Dogs and cats become infested with fleas through contact with infected animals or with fleas in their environment. While fleas cannot fly, they do have strong legs that allow them to jump from host to host with ease. There are more than 2,000 species and subspecies of fleas that thrive in warm, humid environments. These external pests can often be seen scurrying across your pet’s skin. They appear as pinhead-sized, dark copper-colored insects that reside in furry areas. Pet parents can eliminate fleas and flea eggs and break the life cycle with over-the-counter or prescription medication. Treatment can be given year-round to keep pets flea-free.

Worms

Fido may look healthy on the outside, but his insides could be suffering from the effects of internal worms. Cats and dogs with internal worms may not show any symptoms right away but could eventually experience weight loss, dry fur, increased appetite, weakness and diarrhea as the infection worsens. Occasionally, the worms may appear in the pet’s vomit or feces. Heartworm is one of the most common and most preventable types of internal worm that can be avoided with heartworm medication. According to the American Heartworm Society, heartworms can infect more than 30 different species of animals and can be deadly if left untreated. Disinfect your pet’s food and water bowls regularly, and maintain an effective worm control program to keep pets protected from worms from an early age.

Bed Bugs

Approximately 99.6 percent of U.S.-based pest management professionals have encountered bed bug infestations in the past year, according to the National Pest Management Association. Bed bugs are not created in filthy environments as believed by some, but are carried into homes on luggage or other possessions — often from hotels or other homes. While bed bugs prefer human hosts, they may choose your pet as their next meal. Bed bugs do not live on people or pets but can bite. If you think you may have these miniscule creatures living in your home, you can learn more about bed bugs at Orkin.com or a similar service. There are a number of treatment options available, ranging from “bug bombs” to professional pest management services.

Ticks

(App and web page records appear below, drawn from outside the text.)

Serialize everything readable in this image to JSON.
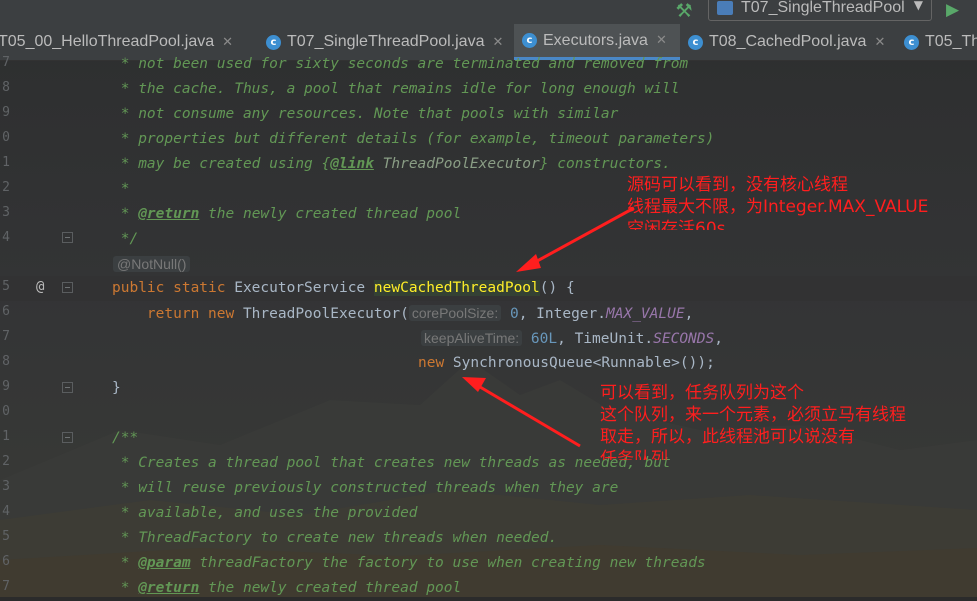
{
  "toolbar": {
    "run_config": "T07_SingleThreadPool"
  },
  "tabs": [
    {
      "label": "T05_00_HelloThreadPool.java",
      "active": false
    },
    {
      "label": "T07_SingleThreadPool.java",
      "active": false
    },
    {
      "label": "Executors.java",
      "active": true
    },
    {
      "label": "T08_CachedPool.java",
      "active": false
    },
    {
      "label": "T05_Th",
      "active": false
    }
  ],
  "gutter": {
    "line_numbers": [
      "7",
      "8",
      "9",
      "0",
      "1",
      "2",
      "3",
      "4",
      "",
      "5",
      "6",
      "7",
      "8",
      "9",
      "0",
      "1",
      "2",
      "3",
      "4",
      "5",
      "6",
      "7"
    ],
    "override_marker": "@"
  },
  "code": {
    "l1": " * not been used for sixty seconds are terminated and removed from",
    "l2": " * the cache. Thus, a pool that remains idle for long enough will",
    "l3": " * not consume any resources. Note that pools with similar",
    "l4": " * properties but different details (for example, timeout parameters)",
    "l5a": " * may be created using {",
    "l5b": "@link",
    "l5c": " ThreadPoolExecutor",
    "l5d": "} constructors.",
    "l6": " *",
    "l7a": " * ",
    "l7b": "@return",
    "l7c": " the newly created thread pool",
    "l8": " */",
    "annotation": "@NotNull()",
    "l10a": "public static ",
    "l10b": "ExecutorService ",
    "l10c": "newCachedThreadPool",
    "l10d": "() {",
    "l11a": "    return new ",
    "l11b": "ThreadPoolExecutor(",
    "hint_core": "corePoolSize:",
    "l11c": " 0",
    "l11d": ", Integer.",
    "l11e": "MAX_VALUE",
    "l11f": ",",
    "hint_keep": "keepAliveTime:",
    "l12a": " 60L",
    "l12b": ", TimeUnit.",
    "l12c": "SECONDS",
    "l12d": ",",
    "l13a": "new ",
    "l13b": "SynchronousQueue<Runnable>());",
    "l14": "}",
    "l16": "/**",
    "l17": " * Creates a thread pool that creates new threads as needed, but",
    "l18": " * will reuse previously constructed threads when they are",
    "l19": " * available, and uses the provided",
    "l20": " * ThreadFactory to create new threads when needed.",
    "l21a": " * ",
    "l21b": "@param",
    "l21c": " threadFactory the factory to use when creating new threads",
    "l22a": " * ",
    "l22b": "@return",
    "l22c": " the newly created thread pool"
  },
  "notes": {
    "top": [
      "源码可以看到，没有核心线程",
      "线程最大不限，为Integer.MAX_VALUE",
      "空闲存活60s"
    ],
    "bottom": [
      "可以看到，任务队列为这个",
      "这个队列，来一个元素，必须立马有线程",
      "取走，所以，此线程池可以说没有",
      "任务队列"
    ]
  },
  "colors": {
    "background": "#2b2b2b",
    "comment": "#629755",
    "keyword": "#cc7832",
    "number": "#6897bb",
    "constant": "#9876aa",
    "annotation_red": "#ff1e1e",
    "tab_active_underline": "#4a88c7"
  },
  "icons": {
    "hammer": "build-hammer-icon",
    "run": "run-triangle-icon",
    "java_class": "java-class-c-icon",
    "close": "close-x-icon",
    "fold": "fold-marker-icon"
  }
}
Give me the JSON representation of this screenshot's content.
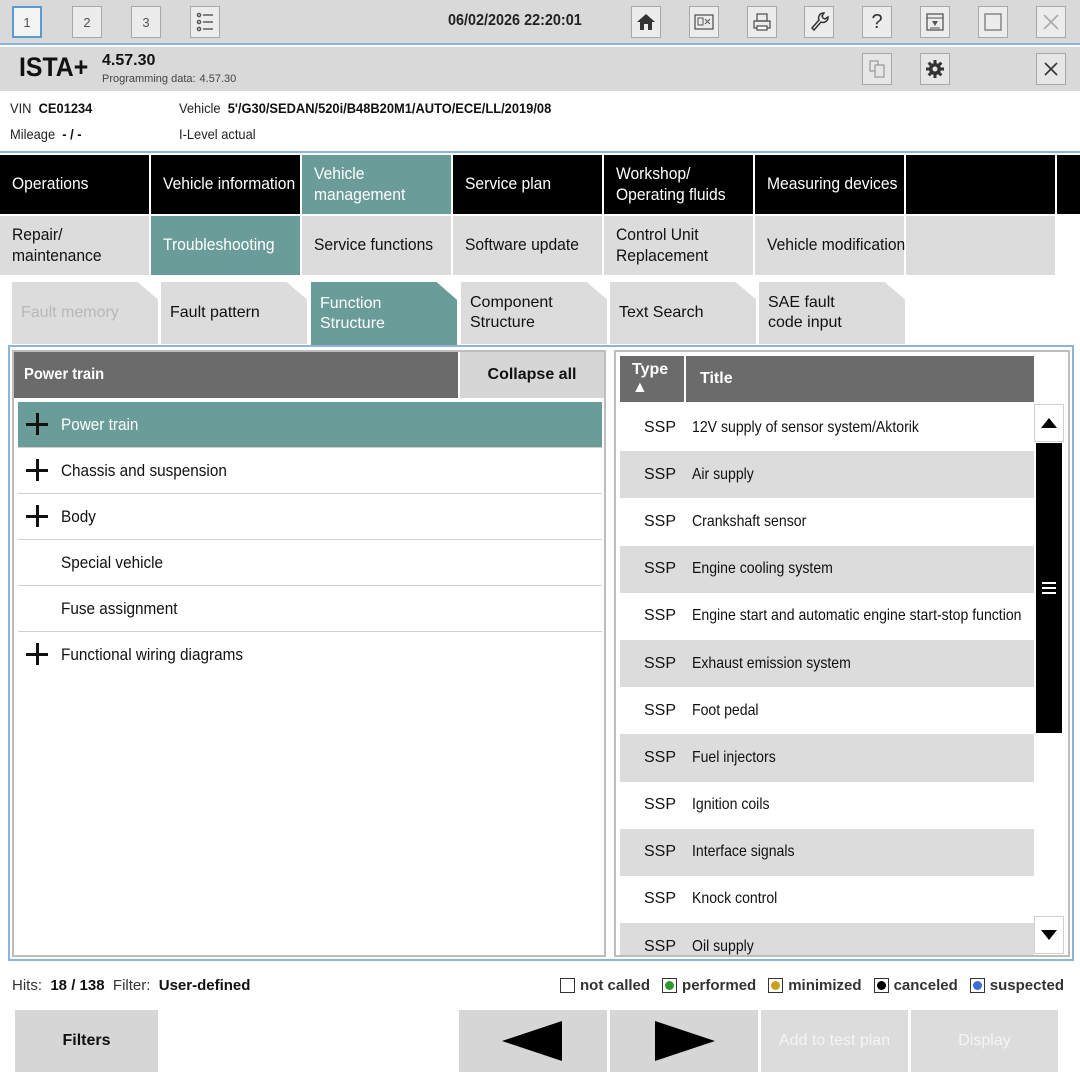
{
  "toolbar": {
    "tabs": [
      "1",
      "2",
      "3"
    ],
    "datetime": "06/02/2026 22:20:01",
    "icons": [
      "list-icon",
      "home-icon",
      "info-panel-icon",
      "print-icon",
      "wrench-icon",
      "help-icon",
      "download-icon",
      "window-icon",
      "close-icon"
    ],
    "help_glyph": "?"
  },
  "title": {
    "app": "ISTA+",
    "version": "4.57.30",
    "programming_label": "Programming data:",
    "programming_value": "4.57.30"
  },
  "vehicle": {
    "vin_label": "VIN",
    "vin": "CE01234",
    "vehicle_label": "Vehicle",
    "vehicle": "5'/G30/SEDAN/520i/B48B20M1/AUTO/ECE/LL/2019/08",
    "mileage_label": "Mileage",
    "mileage": "- / -",
    "ilevel": "I-Level actual"
  },
  "nav_main": [
    {
      "label": "Operations"
    },
    {
      "label": "Vehicle information"
    },
    {
      "label": "Vehicle management",
      "active": true
    },
    {
      "label": "Service plan"
    },
    {
      "label": "Workshop/ Operating fluids"
    },
    {
      "label": "Measuring devices"
    }
  ],
  "nav_sub": [
    {
      "label": "Repair/ maintenance"
    },
    {
      "label": "Troubleshooting",
      "active": true
    },
    {
      "label": "Service functions"
    },
    {
      "label": "Software update"
    },
    {
      "label": "Control Unit Replacement"
    },
    {
      "label": "Vehicle modification"
    }
  ],
  "nav_tabs": [
    {
      "label": "Fault memory",
      "disabled": true
    },
    {
      "label": "Fault pattern"
    },
    {
      "label": "Function Structure",
      "active": true
    },
    {
      "label": "Component Structure"
    },
    {
      "label": "Text Search"
    },
    {
      "label": "SAE fault code input"
    }
  ],
  "left_panel": {
    "title": "Power train",
    "collapse_label": "Collapse all",
    "tree": [
      {
        "label": "Power train",
        "expandable": true,
        "selected": true
      },
      {
        "label": "Chassis and suspension",
        "expandable": true
      },
      {
        "label": "Body",
        "expandable": true
      },
      {
        "label": "Special vehicle",
        "expandable": false
      },
      {
        "label": "Fuse assignment",
        "expandable": false
      },
      {
        "label": "Functional wiring diagrams",
        "expandable": true
      }
    ]
  },
  "right_panel": {
    "col_type": "Type ▲",
    "col_title": "Title",
    "rows": [
      {
        "type": "SSP",
        "title": "12V supply of sensor system/Aktorik"
      },
      {
        "type": "SSP",
        "title": "Air supply"
      },
      {
        "type": "SSP",
        "title": "Crankshaft sensor"
      },
      {
        "type": "SSP",
        "title": "Engine cooling system"
      },
      {
        "type": "SSP",
        "title": "Engine start and automatic engine start-stop function"
      },
      {
        "type": "SSP",
        "title": "Exhaust emission system"
      },
      {
        "type": "SSP",
        "title": "Foot pedal"
      },
      {
        "type": "SSP",
        "title": "Fuel injectors"
      },
      {
        "type": "SSP",
        "title": "Ignition coils"
      },
      {
        "type": "SSP",
        "title": "Interface signals"
      },
      {
        "type": "SSP",
        "title": "Knock control"
      },
      {
        "type": "SSP",
        "title": "Oil supply"
      }
    ]
  },
  "status": {
    "hits_label": "Hits:",
    "hits": "18 / 138",
    "filter_label": "Filter:",
    "filter": "User-defined",
    "legend": [
      {
        "label": "not called",
        "color": "#ffffff"
      },
      {
        "label": "performed",
        "color": "#2e9a2e"
      },
      {
        "label": "minimized",
        "color": "#c8a21a"
      },
      {
        "label": "canceled",
        "color": "#000000"
      },
      {
        "label": "suspected",
        "color": "#3a6fd8"
      }
    ]
  },
  "bottom": {
    "filters": "Filters",
    "add_to_test_plan": "Add to test plan",
    "display": "Display"
  },
  "colors": {
    "accent": "#6a9c9a",
    "header_gray": "#6b6b6b",
    "row_alt": "#dcdcdc",
    "frame_blue": "#8fb4d9"
  }
}
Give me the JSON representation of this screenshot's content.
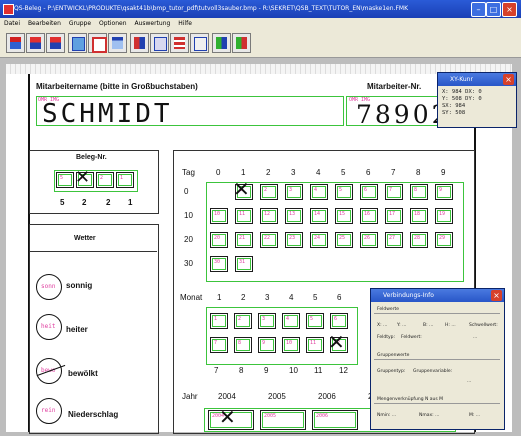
{
  "window": {
    "title": "QS-Beleg - P:\\ENTWICKL\\PRODUKTE\\qsakt41b\\bmp_tutor_pdf\\tutvoll3sauber.bmp - R:\\SEKRET\\QSB_TEXT\\TUTOR_EN\\maske1en.FMK"
  },
  "menu": [
    "Datei",
    "Bearbeiten",
    "Gruppe",
    "Optionen",
    "Auswertung",
    "Hilfe"
  ],
  "form": {
    "name_label": "Mitarbeitername (bitte in Großbuchstaben)",
    "nr_label": "Mitarbeiter-Nr.",
    "field_tag_1": "OMR IMG",
    "field_tag_2": "OMR IMG",
    "name_value": "SCHMIDT",
    "nr_value": "78902",
    "beleg_label": "Beleg-Nr.",
    "beleg_digits": [
      "5",
      "2",
      "2",
      "1"
    ],
    "beleg_cells": [
      "5",
      "2",
      "2",
      "1"
    ],
    "wetter_label": "Wetter",
    "weather": [
      {
        "tag": "sonn",
        "label": "sonnig"
      },
      {
        "tag": "heit",
        "label": "heiter"
      },
      {
        "tag": "bewo",
        "label": "bewölkt"
      },
      {
        "tag": "rein",
        "label": "Niederschlag"
      }
    ],
    "tag_label": "Tag",
    "tag_header": [
      "0",
      "1",
      "2",
      "3",
      "4",
      "5",
      "6",
      "7",
      "8",
      "9"
    ],
    "tag_rows": [
      {
        "label": "0",
        "cells": [
          "1",
          "2",
          "3",
          "4",
          "5",
          "6",
          "7",
          "8",
          "9"
        ]
      },
      {
        "label": "10",
        "cells": [
          "10",
          "11",
          "12",
          "13",
          "14",
          "15",
          "16",
          "17",
          "18",
          "19"
        ]
      },
      {
        "label": "20",
        "cells": [
          "20",
          "21",
          "22",
          "23",
          "24",
          "25",
          "26",
          "27",
          "28",
          "29"
        ]
      },
      {
        "label": "30",
        "cells": [
          "30",
          "31"
        ]
      }
    ],
    "monat_label": "Monat",
    "monat_header": [
      "1",
      "2",
      "3",
      "4",
      "5",
      "6"
    ],
    "monat_row1": [
      "1",
      "2",
      "3",
      "4",
      "5",
      "6"
    ],
    "monat_row2": [
      "7",
      "8",
      "9",
      "10",
      "11",
      "12"
    ],
    "monat_footer": [
      "7",
      "8",
      "9",
      "10",
      "11",
      "12"
    ],
    "jahr_label": "Jahr",
    "jahr_header": [
      "2004",
      "2005",
      "2006",
      "2"
    ],
    "jahr_cells": [
      "2004",
      "2005",
      "2006"
    ]
  },
  "xy_window": {
    "title": "XY-Kunr",
    "lines": [
      "X: 984   DX: 0",
      "Y: 508   DY: 0",
      "SX: 984",
      "SY: 508"
    ]
  },
  "info_window": {
    "title": "Verbindungs-Info",
    "feldwerte": "Feldwerte",
    "row1": [
      "X: ...",
      "Y: ...",
      "B: ...",
      "H: ...",
      "Schwellwert:"
    ],
    "row2": [
      "Feldtyp:",
      "Feldwert:",
      "..."
    ],
    "gruppenwerte": "Gruppenwerte",
    "row3": [
      "Gruppentyp:",
      "Gruppenvariable:"
    ],
    "row3b": "...",
    "mengen": "Mengenverknüpfung N aus M",
    "row4": [
      "Nmin: ...",
      "Nmax: ...",
      "M: ..."
    ]
  }
}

There are more than 650 species of hard ticks, PetMD says. These eight-legged pests have mouth parts that attach to their warm host animal until they are engorged with blood. Ticks are not insects, but arachnids, like spiders and mites. They are most active during late spring and throughout the summer season and reside in tall grass or brush before attaching to outdoor cats and dogs. If you spot a tick on your pet, it can be removed by treating the area with rubbing alcohol and plucking it from the skin with a pair of tweezers. Use caution, as contact with the tick’s blood to yourself or your pet can cause a potential infection. To reduce the risk of ticks, pets that live in areas with a high tick population can use topical treatments to ward off these mini moochers.